American Jim Thorpe (1887–1953) (Fig 1) was regarded as one of the most gifted athletes in modern sports, winning gold medals for the pentathlon and the decathlon at the 1912 Olympics held in Stockholm. He was, therefore, outstandingly gifted in long jump, javelin, discus, 200m and 1500m and in ten other disciplines – four runs, three jumps and three throws.
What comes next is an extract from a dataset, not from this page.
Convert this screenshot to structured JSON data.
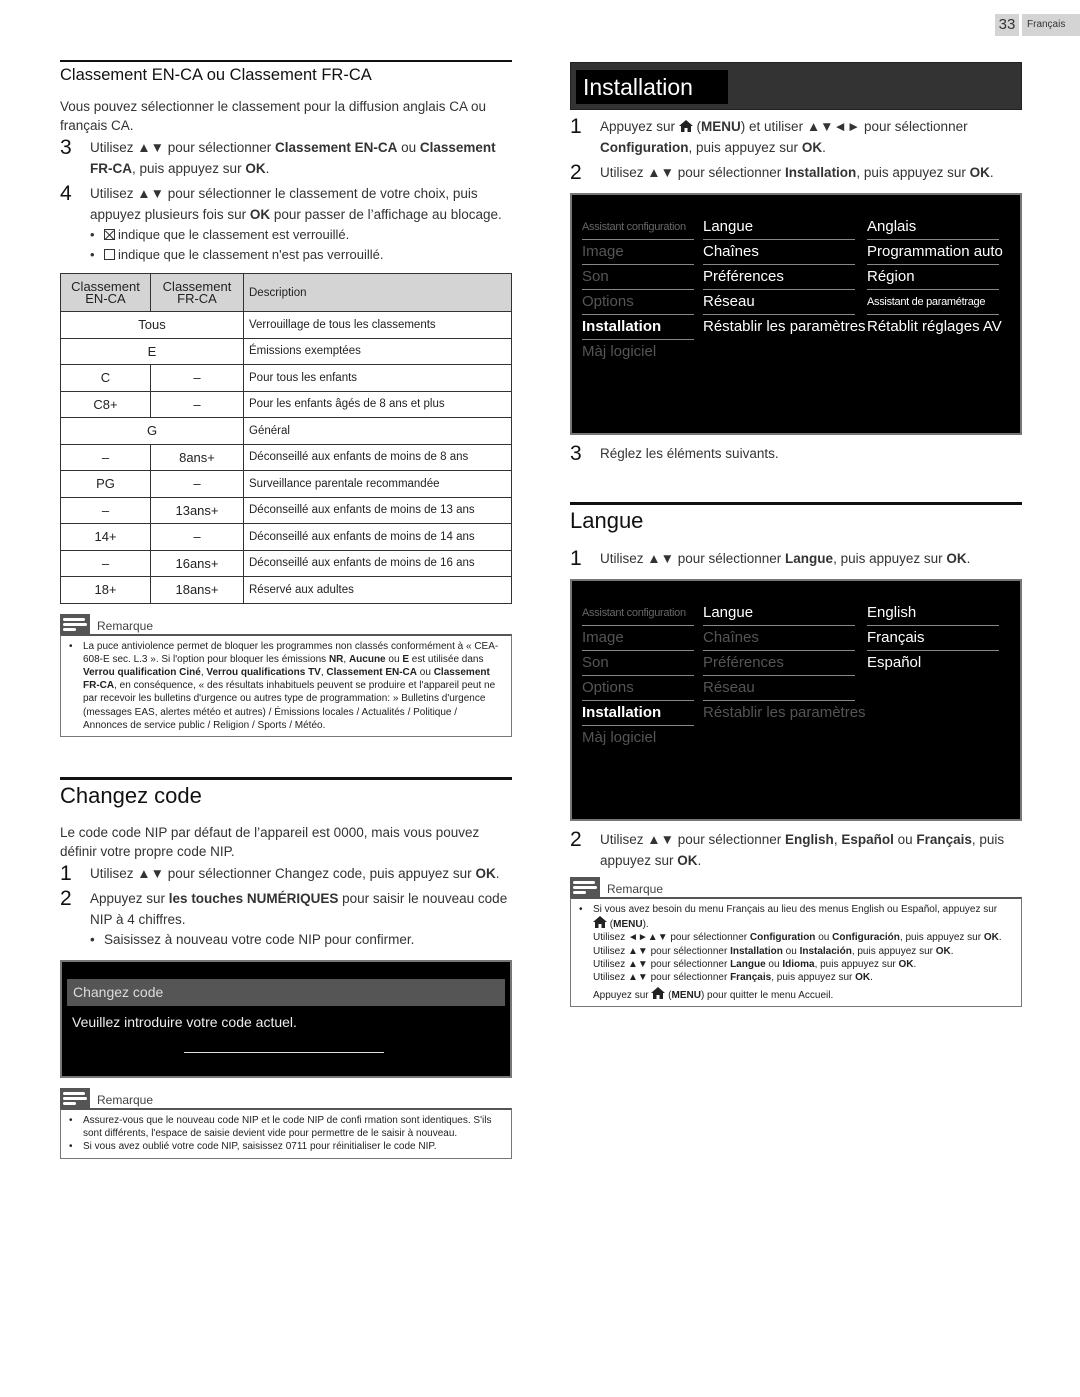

The King of Sweden (Gustav V) declared to Thorpe that he was the ‘world’s greatest athlete’. However, Thorpe was stripped of his Olympic titles when it became known that he had earned money from sport by playing semi-pro baseball, but they were eventually restored posthumously by the International Olympic Committee in 1983.
Paavo Nurmi (1897–1973) – AKA the Flying Finn (Fig 2) was the middle- and long-distance runner to beat during the first part of the 20th century winning three gold medals and one silver at the 1920 Games held in Antwerp, five in Paris four years later and one gold and two silvers at the Amsterdam Games of 1928. Nurmi’s running and training styles were highly influential and helped to popularise running as a pastime and turned it into a major international sport. In 1952 Nurmi was given the accolade of being the lighter of the Olympic flame at the opening ceremony of the Helsinki Games.
J C Owens
J C Owens (1913–80) (hence ‘Jesse’) (Fig 3) won four gold track and field medals at the 1936 Berlin Games. Already a triple world-record holder, the American triumphed in the 100m, 200m, 100m relay and in the long jump to become the most successful athlete of his era. These achievements were famously galling for Hitler and his National Socialists in terms of their declaration of the supremacy in all things of the Aryan race. Although there is evidence that Hitler shook hands with Owens and congratulated him, privately the Fuhrer went on to express the view that such ‘coloured’ athletes should be excluded from future games because their physiques gave them unfair advantages.
You can discover more in this month’s Gibbons Stamp Monthly. Buy your issue here.